● **WORK INSTRUCTION**
Each line in the entries below that holds the string "color" must be copied.

● **RECORDS SUPPLIED**
=== Section Start ===

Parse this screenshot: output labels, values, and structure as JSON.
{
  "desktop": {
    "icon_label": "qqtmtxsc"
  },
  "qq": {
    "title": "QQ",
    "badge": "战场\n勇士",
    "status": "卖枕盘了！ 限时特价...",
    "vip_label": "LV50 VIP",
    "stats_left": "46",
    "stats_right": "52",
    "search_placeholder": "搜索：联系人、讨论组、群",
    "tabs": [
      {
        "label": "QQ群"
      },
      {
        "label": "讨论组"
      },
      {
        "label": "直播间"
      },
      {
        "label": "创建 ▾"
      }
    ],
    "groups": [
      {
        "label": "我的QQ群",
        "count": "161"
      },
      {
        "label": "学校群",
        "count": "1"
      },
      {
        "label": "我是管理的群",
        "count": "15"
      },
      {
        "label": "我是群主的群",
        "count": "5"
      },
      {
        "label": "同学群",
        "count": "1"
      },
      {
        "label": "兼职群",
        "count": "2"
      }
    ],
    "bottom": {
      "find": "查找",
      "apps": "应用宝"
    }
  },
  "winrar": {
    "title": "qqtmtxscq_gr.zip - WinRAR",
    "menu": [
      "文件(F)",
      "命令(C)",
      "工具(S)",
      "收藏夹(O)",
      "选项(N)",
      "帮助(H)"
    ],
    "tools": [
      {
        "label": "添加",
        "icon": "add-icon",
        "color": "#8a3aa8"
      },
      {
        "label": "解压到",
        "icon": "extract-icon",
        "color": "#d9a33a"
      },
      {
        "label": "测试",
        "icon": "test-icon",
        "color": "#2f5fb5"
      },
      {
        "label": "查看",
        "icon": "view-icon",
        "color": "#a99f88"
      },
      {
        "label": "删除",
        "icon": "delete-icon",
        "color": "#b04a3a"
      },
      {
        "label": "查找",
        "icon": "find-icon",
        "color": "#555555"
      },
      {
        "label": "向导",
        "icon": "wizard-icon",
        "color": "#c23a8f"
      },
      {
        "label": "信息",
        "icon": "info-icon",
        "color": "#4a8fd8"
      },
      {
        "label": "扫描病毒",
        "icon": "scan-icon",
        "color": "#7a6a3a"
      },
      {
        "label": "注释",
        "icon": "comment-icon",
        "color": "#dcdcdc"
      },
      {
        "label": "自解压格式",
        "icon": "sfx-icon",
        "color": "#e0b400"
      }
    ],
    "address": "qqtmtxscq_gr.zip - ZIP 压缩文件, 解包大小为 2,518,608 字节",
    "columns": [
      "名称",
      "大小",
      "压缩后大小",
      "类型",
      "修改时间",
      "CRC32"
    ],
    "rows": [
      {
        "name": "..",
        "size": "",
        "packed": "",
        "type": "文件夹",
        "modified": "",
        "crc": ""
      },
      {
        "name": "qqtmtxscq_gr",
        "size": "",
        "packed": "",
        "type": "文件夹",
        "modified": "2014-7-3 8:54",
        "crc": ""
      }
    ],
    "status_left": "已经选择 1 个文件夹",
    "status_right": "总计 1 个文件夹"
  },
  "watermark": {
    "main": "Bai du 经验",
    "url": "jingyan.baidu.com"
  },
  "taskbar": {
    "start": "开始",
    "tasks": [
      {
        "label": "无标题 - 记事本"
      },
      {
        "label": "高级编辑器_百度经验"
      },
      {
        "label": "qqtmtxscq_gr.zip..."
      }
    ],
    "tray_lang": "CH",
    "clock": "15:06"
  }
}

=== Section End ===

● **ANSWER SECTION**
        "color": "#8a3aa8"
        "color": "#d9a33a"
        "color": "#2f5fb5"
        "color": "#a99f88"
        "color": "#b04a3a"
        "color": "#555555"
        "color": "#c23a8f"
        "color": "#4a8fd8"
        "color": "#7a6a3a"
        "color": "#dcdcdc"
        "color": "#e0b400"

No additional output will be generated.